__The problem__: Reproduce the full set of records verbatim.

__Material for the task__:
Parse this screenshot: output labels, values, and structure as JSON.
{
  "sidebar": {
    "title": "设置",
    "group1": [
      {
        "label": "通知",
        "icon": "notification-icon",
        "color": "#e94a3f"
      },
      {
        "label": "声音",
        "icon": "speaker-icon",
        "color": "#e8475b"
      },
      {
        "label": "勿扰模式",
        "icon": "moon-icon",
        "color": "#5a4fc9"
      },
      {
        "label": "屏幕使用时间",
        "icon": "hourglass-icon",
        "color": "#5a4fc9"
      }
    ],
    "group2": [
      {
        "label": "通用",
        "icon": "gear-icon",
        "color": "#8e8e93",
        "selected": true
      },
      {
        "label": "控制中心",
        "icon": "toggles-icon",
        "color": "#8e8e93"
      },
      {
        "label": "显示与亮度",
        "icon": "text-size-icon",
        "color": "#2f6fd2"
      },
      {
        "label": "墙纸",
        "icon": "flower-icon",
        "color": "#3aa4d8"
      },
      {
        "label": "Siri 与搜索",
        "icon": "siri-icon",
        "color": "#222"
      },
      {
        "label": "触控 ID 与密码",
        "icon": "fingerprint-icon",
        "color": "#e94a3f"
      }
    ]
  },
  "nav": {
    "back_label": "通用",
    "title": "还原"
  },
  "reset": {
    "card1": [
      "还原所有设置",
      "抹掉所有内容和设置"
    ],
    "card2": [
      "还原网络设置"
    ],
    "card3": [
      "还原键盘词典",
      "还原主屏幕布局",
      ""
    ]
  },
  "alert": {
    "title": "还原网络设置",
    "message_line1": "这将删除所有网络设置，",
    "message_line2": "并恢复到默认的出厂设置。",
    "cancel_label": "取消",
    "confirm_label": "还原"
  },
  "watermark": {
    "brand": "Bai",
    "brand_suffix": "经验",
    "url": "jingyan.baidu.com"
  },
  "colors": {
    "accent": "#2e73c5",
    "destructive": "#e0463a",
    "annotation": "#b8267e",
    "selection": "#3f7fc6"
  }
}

__Answer to this problem__:
Parse this screenshot: output labels, values, and structure as JSON.
{
  "sidebar": {
    "title": "设置",
    "group1": [
      {
        "label": "通知",
        "icon": "notification-icon",
        "color": "#e94a3f"
      },
      {
        "label": "声音",
        "icon": "speaker-icon",
        "color": "#e8475b"
      },
      {
        "label": "勿扰模式",
        "icon": "moon-icon",
        "color": "#5a4fc9"
      },
      {
        "label": "屏幕使用时间",
        "icon": "hourglass-icon",
        "color": "#5a4fc9"
      }
    ],
    "group2": [
      {
        "label": "通用",
        "icon": "gear-icon",
        "color": "#8e8e93",
        "selected": true
      },
      {
        "label": "控制中心",
        "icon": "toggles-icon",
        "color": "#8e8e93"
      },
      {
        "label": "显示与亮度",
        "icon": "text-size-icon",
        "color": "#2f6fd2"
      },
      {
        "label": "墙纸",
        "icon": "flower-icon",
        "color": "#3aa4d8"
      },
      {
        "label": "Siri 与搜索",
        "icon": "siri-icon",
        "color": "#222"
      },
      {
        "label": "触控 ID 与密码",
        "icon": "fingerprint-icon",
        "color": "#e94a3f"
      }
    ]
  },
  "nav": {
    "back_label": "通用",
    "title": "还原"
  },
  "reset": {
    "card1": [
      "还原所有设置",
      "抹掉所有内容和设置"
    ],
    "card2": [
      "还原网络设置"
    ],
    "card3": [
      "还原键盘词典",
      "还原主屏幕布局",
      ""
    ]
  },
  "alert": {
    "title": "还原网络设置",
    "message_line1": "这将删除所有网络设置，",
    "message_line2": "并恢复到默认的出厂设置。",
    "cancel_label": "取消",
    "confirm_label": "还原"
  },
  "watermark": {
    "brand": "Bai",
    "brand_suffix": "经验",
    "url": "jingyan.baidu.com"
  },
  "colors": {
    "accent": "#2e73c5",
    "destructive": "#e0463a",
    "annotation": "#b8267e",
    "selection": "#3f7fc6"
  }
}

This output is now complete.